STR and Tourism Economics downgraded their forecast for U.S. revenue per available room growth to 1.6 percent in 2019 and 1.1 percent in 2020. With occupancy high but flat, the groups reported average daily rate has been the sole driver of RevPAR.
This past June, STR and Tourism Economics predicted RevPAR would hit 2 percent this year and 1.9 percent in 2020. The groups’ June forecast for 2019 RevPAR was itself a downgrade from January, when they predicted RevPAR would rise 2.3 percent. For comparison, the 2.9 percent RevPAR increases recorded in both 2018 and 2017 stood as the lowest changes in RevPAR since the recession.
“We continue to see ADR rise below the level of inflation even as the industry operates in the highest demand and occupancy environment in history,” Amanda Hite, STR’s president/CEO, said in a statement. “The absence of hotelier pricing confidence has even extended into the peak summer months, leading us to downgrade our ADR projections by 50 basis points for 2019 and 80 basis points for 2020. Those projected decreases correlate with a downgraded [gross domestic product] forecast and lead to an obvious reduction in our RevPAR projection.
Though the industry has managed with recent supply growth from a national perspective, Hite said “there are plenty of major markets and several segments—select-service mostly—that have seen the negative effects of new inventory even with consistent demand.”
This year, STR and Tourism Economics project the U.S. hotel industry will experience a 0.1 percent increase in occupancy to 66.3 percent, a 1.4 percent rise in ADR to $131.83 and a 1.6 percent lift in RevPAR to $87.41.

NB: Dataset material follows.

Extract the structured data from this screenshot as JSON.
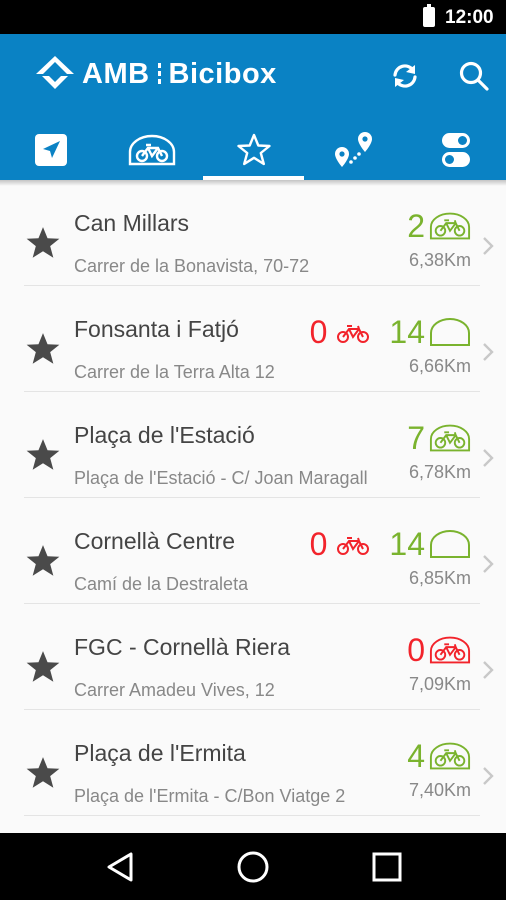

The groups project four of the top 25 markets will achieve RevPAR growth of 3 percent or higher in 2019: Atlanta; Tampa/St. Petersburg, Fla.; San Francisco/San Mateo, Calif.; and Nashville.
They also predict six of the top 25 markets will register decreases in RevPAR this year: Houston, New York, Seattle, Minneapolis/St. Paul, Miami/Hialeah and Washington, D.C.-Maryland-Virginia.
By segment, STR and Tourism Economics predict the economy scale will report the largest increase in occupancy (1 percent); luxury chains will see the largest growth in ADR (2.4 percent); independent hotels will experience the highest jump in RevPAR (2.4 percent); and the upscale segment will see the lowest rate of RevPAR growth (0.3 percent).
STR and Tourism Economics project occupancy will fall 0.3 percent next year to 66.1 percent, ADR will rise 1.4 percent to $133.70 and RevPAR will increase 1.1 percent to $88.40. The groups noted occupancy has not declined year-over-year since 2009.
Of the top 25 markets, they project two—Miami and San Francisco— will experience RevPAR growth of 3 percent or more and only one—New York—will see RevPAR decline. It also projects luxury hotels will register the highest rate of RevPAR growth at 1.8 percent and upscale chains will see the lowest rate at 0.4 percent.